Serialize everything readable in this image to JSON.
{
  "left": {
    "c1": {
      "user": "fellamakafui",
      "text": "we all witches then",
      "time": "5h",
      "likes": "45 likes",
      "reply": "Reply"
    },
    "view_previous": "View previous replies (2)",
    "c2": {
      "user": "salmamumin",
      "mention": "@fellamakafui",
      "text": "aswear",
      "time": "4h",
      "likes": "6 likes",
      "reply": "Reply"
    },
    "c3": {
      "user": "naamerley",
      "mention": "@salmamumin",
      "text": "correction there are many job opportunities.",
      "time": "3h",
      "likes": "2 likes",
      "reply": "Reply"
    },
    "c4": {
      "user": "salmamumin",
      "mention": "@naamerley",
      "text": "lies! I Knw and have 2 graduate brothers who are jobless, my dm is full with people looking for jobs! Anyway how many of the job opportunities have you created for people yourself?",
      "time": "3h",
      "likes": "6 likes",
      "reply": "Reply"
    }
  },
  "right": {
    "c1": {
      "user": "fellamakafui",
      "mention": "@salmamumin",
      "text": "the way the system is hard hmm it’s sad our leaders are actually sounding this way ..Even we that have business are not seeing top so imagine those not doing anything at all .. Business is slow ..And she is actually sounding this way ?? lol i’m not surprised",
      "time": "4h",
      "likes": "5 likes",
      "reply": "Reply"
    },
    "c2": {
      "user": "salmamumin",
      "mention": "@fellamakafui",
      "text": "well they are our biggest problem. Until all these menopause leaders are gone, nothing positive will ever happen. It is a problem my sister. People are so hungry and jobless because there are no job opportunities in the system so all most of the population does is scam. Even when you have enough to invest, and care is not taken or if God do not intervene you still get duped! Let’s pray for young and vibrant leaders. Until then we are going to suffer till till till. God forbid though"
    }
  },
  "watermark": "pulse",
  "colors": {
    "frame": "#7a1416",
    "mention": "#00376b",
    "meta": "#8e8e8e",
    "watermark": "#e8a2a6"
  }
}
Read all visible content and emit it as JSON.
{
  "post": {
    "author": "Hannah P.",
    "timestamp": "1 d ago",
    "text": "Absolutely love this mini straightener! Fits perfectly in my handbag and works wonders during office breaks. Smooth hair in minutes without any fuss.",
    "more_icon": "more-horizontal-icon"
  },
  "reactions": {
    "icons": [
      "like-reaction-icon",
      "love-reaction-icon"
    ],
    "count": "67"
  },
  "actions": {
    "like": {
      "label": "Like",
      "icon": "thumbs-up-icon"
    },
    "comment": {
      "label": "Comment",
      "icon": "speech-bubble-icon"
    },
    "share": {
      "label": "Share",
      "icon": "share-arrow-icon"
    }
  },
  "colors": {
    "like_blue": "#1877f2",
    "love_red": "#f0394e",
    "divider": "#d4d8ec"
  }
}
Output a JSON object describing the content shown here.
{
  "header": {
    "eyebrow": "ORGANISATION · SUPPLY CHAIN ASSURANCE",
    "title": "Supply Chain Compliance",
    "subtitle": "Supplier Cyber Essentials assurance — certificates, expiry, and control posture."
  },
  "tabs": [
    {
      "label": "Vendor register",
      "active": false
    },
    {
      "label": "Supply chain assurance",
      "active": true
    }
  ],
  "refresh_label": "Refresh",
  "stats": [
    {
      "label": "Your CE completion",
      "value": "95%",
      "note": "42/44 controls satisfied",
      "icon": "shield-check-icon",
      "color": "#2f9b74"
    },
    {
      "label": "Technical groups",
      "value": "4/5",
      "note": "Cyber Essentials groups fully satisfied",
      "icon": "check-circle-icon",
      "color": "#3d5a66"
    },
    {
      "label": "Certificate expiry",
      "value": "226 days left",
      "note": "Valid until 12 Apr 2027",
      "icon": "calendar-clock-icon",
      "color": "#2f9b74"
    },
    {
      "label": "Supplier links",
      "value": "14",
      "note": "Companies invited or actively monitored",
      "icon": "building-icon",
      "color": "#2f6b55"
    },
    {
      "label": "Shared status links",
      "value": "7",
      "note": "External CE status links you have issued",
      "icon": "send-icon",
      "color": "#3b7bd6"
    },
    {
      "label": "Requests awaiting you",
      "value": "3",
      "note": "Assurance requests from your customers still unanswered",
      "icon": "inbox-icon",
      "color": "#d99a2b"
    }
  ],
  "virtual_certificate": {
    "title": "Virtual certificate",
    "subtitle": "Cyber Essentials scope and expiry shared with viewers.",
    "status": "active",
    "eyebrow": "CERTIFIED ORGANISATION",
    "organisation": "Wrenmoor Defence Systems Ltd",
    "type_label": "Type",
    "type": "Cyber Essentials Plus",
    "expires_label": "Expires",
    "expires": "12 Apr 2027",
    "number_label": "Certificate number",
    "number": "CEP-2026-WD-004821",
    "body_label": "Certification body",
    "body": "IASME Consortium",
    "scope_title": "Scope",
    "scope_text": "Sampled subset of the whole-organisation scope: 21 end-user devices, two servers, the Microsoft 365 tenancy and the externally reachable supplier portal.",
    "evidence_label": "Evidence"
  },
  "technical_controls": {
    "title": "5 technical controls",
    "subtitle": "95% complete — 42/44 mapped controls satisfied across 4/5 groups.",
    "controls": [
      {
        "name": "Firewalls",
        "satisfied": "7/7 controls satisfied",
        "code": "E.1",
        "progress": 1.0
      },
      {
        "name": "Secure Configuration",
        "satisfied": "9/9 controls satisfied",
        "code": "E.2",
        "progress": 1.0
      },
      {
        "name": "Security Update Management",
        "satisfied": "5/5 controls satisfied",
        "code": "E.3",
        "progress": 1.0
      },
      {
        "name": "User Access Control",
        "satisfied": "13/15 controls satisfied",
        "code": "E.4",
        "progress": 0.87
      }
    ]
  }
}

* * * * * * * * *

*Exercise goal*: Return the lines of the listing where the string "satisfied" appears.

*Output for this exercise*:
      "note": "42/44 controls satisfied",
      "note": "Cyber Essentials groups fully satisfied",
    "subtitle": "95% complete — 42/44 mapped controls satisfied across 4/5 groups.",
        "satisfied": "7/7 controls satisfied",
        "satisfied": "9/9 controls satisfied",
        "satisfied": "5/5 controls satisfied",
        "satisfied": "13/15 controls satisfied",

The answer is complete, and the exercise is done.